Tue, 1 May 2012
By Thomas ten Cate

Goodbye JavaScript

The JavaScript server code for Turtle Paint is becoming increasingly difficult to manage. People had warned me beforehand, but there’s no teacher like first-hand experience. The problems in a nutshell:

I could have switched to CoffeeScript, which is a Ruby-inspired language that is translated in a fairly straightforward way into vanilla JavaScript. However, it would mess up stack traces from Node.js because those refer to the compiled JavaScript code, not the CoffeeScript source.

Therefore, I decided to rewrite the server in Ruby. The client will obviously have to remain JavaScript, but it is pretty straightforward and mostly does DOM manipulation; all the logic lives on the server side.

I’m planning to use Sinatra for serving static files, and Cramp (built on top of EventMachine) for the game logic. This will still be event-driven code, but only where it makes sense, and hopefully Ruby syntax will make it more pleasant to use. Cramp supports WebSockets out of the box, assuming one uses Thin or Rainbows as the HTTP server.

For older browsers, I might use the Flash fallback of web-sockets-js, or I could use socket.io-ruby. But as I don’t like Socket.IO very much either (feature creep, bad documentation, and new bugs every release), it’ll probably be the former. There won’t be a “polling” fallback for browsers that support neither WebSockets nor Flash, but I think I can live with that.

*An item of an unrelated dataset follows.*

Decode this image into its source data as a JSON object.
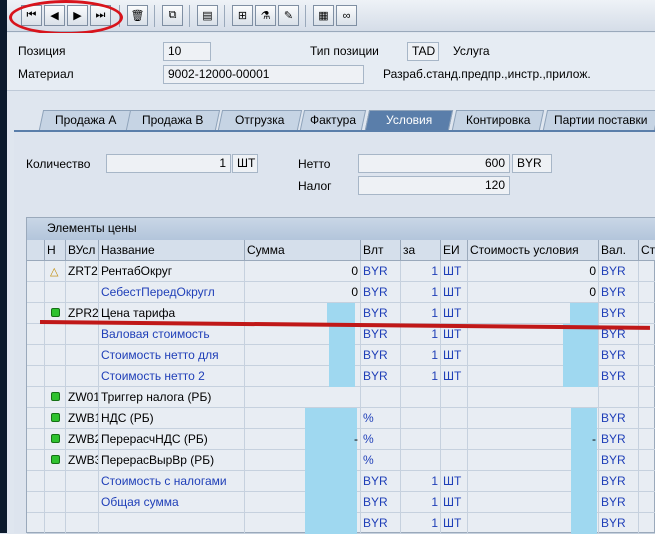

It’ll be interesting to see how the JavaScript code compares to its Ruby counterpart.